Brexit and Covid-19
Meanwhile, new problems loom large in all this. It’s a globalised world, but Brexit and Covid seems to have shut much of these benefits off for manufacturers. They’ve throttled supply chains and disrupted ‘just in time’ manufacturing models while creating shortages, spikes in demands and wildly fluctuating pricing.
The environmental and sustainability agenda is also impacting on everything we do. Manufacturing must respond to new regulations, customer demands and commercial realities. We have to balance our carbon footprint with the drive to reduce production costs. We have to develop new materials and new strategies to meet pressing targets.
We need new thinking and highly trained engineers to bring fresh solutions to the table, but there is a pronounced skill shortage in this area.
Who has the answers?
Answers do not lie with single individuals. The top-down model of management will not answer the multi-pronged challenges of Industry 5.0, climate change, technical disruption and chronic skills shortages.
Our leaders need the ability to marshal different kinds of teams, foster innovation at every level of an organisation. They need to bring in fresh talent from below and nurture it.
But with new management concepts and tools like the Entrepreneurial Operating System manufacturers have begun to embrace more agile mindsets. These are the business systems that require the focus of everyone in a compnay to power growth and momentum.

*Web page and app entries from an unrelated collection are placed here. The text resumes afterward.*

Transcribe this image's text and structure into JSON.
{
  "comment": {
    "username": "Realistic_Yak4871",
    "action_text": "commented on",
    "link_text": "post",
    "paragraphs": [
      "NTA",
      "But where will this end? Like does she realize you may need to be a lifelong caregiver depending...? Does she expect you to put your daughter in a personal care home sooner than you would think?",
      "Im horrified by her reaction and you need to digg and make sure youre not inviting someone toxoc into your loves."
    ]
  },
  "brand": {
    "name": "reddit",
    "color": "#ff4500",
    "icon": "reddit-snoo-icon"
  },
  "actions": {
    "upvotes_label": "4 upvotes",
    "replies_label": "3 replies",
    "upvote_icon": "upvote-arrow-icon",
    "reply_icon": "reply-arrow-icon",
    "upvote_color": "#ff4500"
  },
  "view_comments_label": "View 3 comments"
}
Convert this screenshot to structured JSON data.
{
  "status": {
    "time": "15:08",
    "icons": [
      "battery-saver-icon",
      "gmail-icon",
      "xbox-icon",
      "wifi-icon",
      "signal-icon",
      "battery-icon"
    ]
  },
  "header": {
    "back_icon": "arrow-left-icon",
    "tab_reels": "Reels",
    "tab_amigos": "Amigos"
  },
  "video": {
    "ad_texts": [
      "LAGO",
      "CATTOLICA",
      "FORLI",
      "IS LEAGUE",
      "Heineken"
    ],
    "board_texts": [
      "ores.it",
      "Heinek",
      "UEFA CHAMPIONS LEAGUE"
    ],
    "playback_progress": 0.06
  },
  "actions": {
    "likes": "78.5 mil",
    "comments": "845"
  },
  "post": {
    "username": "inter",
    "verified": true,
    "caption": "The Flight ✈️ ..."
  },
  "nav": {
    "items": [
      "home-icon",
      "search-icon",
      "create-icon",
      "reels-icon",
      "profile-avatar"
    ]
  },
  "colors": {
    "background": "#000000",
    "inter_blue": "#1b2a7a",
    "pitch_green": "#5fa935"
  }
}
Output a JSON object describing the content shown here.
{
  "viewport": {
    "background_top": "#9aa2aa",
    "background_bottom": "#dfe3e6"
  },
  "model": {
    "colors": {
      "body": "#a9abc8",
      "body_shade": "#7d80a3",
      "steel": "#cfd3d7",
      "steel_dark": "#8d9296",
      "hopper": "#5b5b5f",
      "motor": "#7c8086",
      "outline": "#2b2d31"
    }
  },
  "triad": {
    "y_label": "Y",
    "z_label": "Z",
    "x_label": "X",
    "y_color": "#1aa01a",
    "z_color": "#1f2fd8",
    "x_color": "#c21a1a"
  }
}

In these new regimes highly focused teams are mobilised to hit key objectives. They set goals and achieve targets. They assess progress and remove obstacles in time limited weekly meetings:

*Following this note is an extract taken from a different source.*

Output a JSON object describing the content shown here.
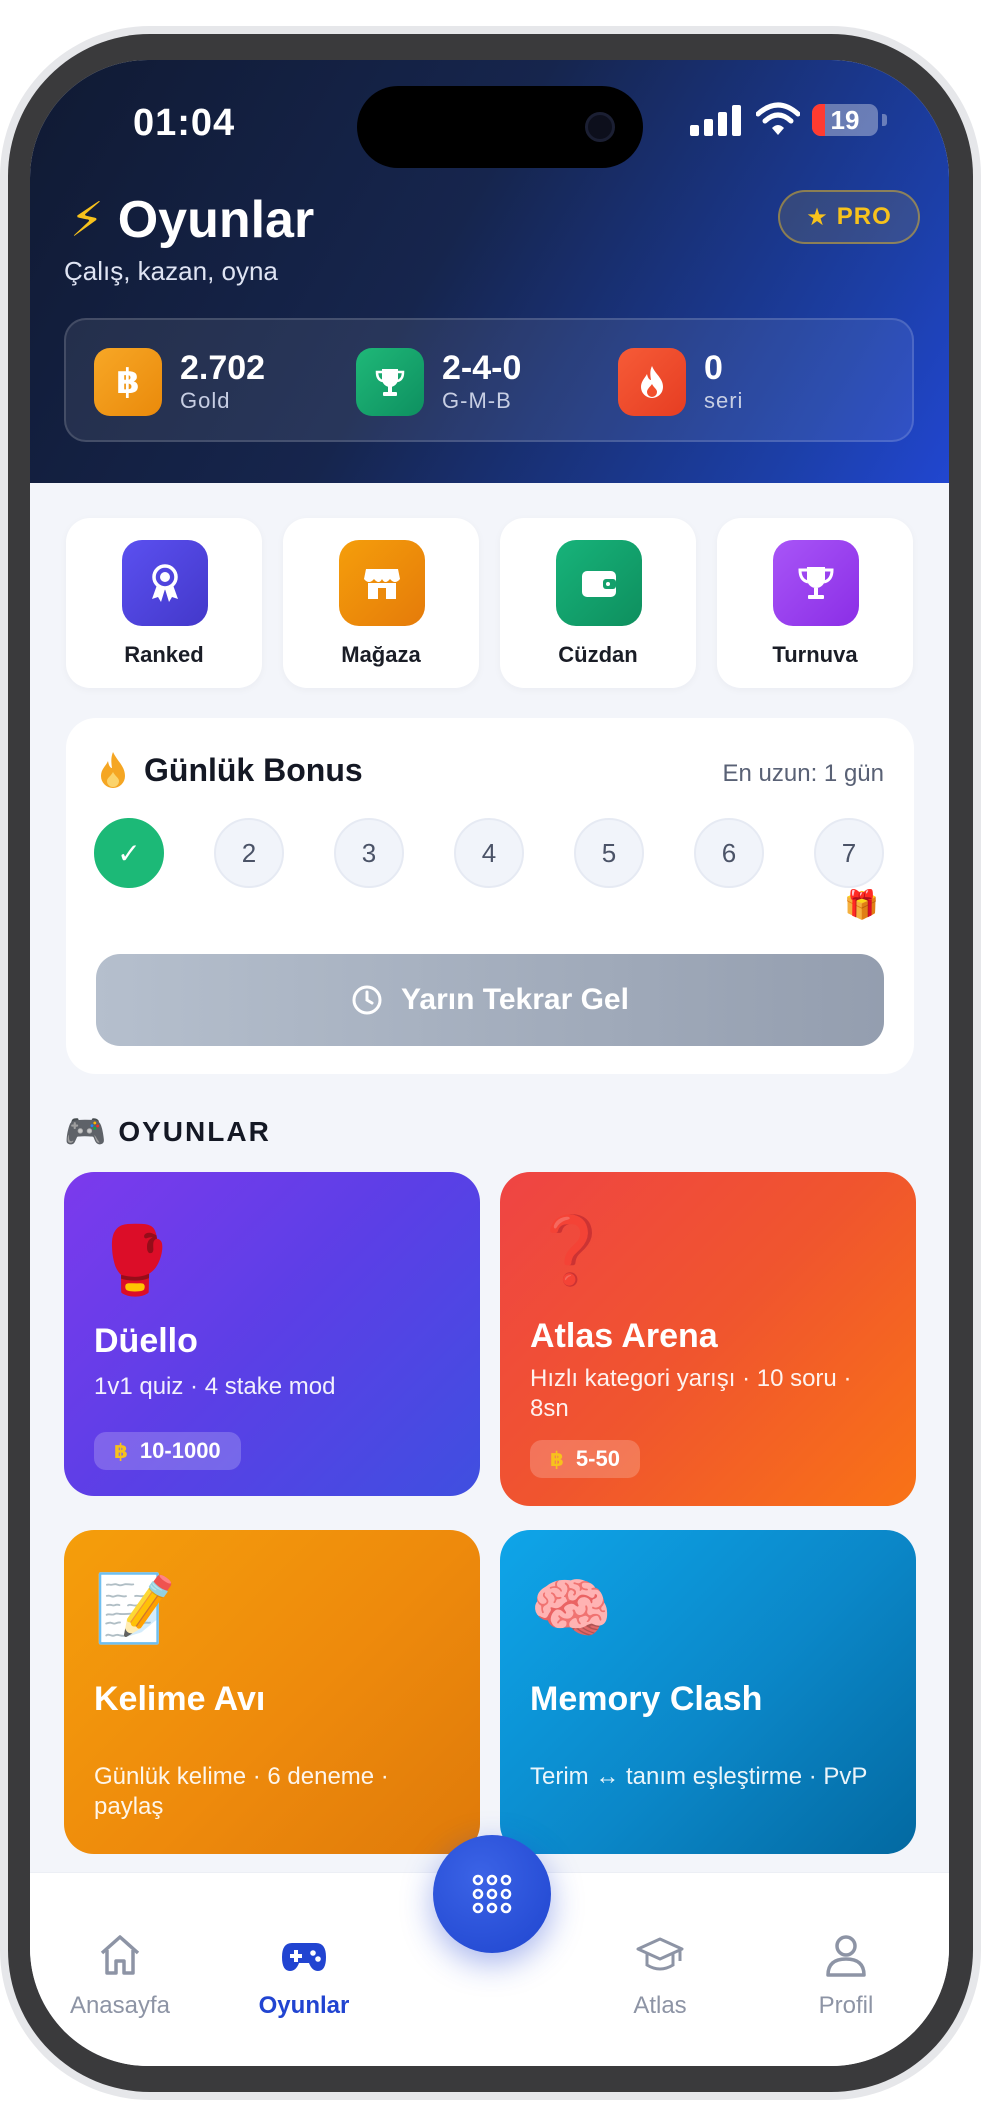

“This is the rhythm by which the company achieves “traction”: by continually measuring itself against its goals, by ensuring accountability, by solving issues, by maintaining communication, by establishing routine and by achieving results.”
Crucially, teams do it together, not under the orders of one individual. They have a shared agenda and benefit from a collective appraisal of their efforts.
It’s very different from the paradigm of a ruthless, single-minded leader licking everyone into shape around them.
We need more diversity
But it’s also going to require a correction in other imbalances to find answers to long standing problems. While we try to change mindsets, we’ve got to be focused on diversity of gender, age and thinking in the ranks:
“At present less than 10% of the U.K.'s engineers are women, which compares unfavourably with most of the rest of Europe. In the world’s industrial super China more than a third of the engineers are female. Women are grossly under represented in UK engineering, a fact that leads to a loss of talent and innovation in the industry”
And what about those millennials and Gen Z? The young people who will break the mould and change the world? At present there is a lack of enthusiasm amongst this group for careers in manufacturing. But as numerous studies have shown, these groups are desperately needed in the workforce to bring competitive energy to our operations.
Leaders need to change their mindsets to attract much needed diversity into the workforce if we're going to find new anwers to entrenched problems.
What will mark out the great leaders of 2021 and beyond?
In this great article about the future of manufacturing leadership in Industry Week, Laura Putre talks about what characterises a great leader today. She argues they need to:
- Build trust
- Have high expectations
- Inspires passion
- Have strong entrepreneurial skills
- Be a change agent
- Tell it like it is
- Encourage strong, cross functional teams
- Understands millennials and creates a culture around them
- See the competitive advantage in tech
- Have a strong vision for the future
We are working in a heavily disrupted and highly competitive globalised economy right now. Our teams and markets are in shock from the pandemic. We are adapting to new and often unfamiliar ways of working. But there is also new generation and new demographics in the mix from whom we can and should learn about coping with disruption. They need encouragement and nurturing to unleash their talents. We need to set up the systems and processes to make them part of the solution.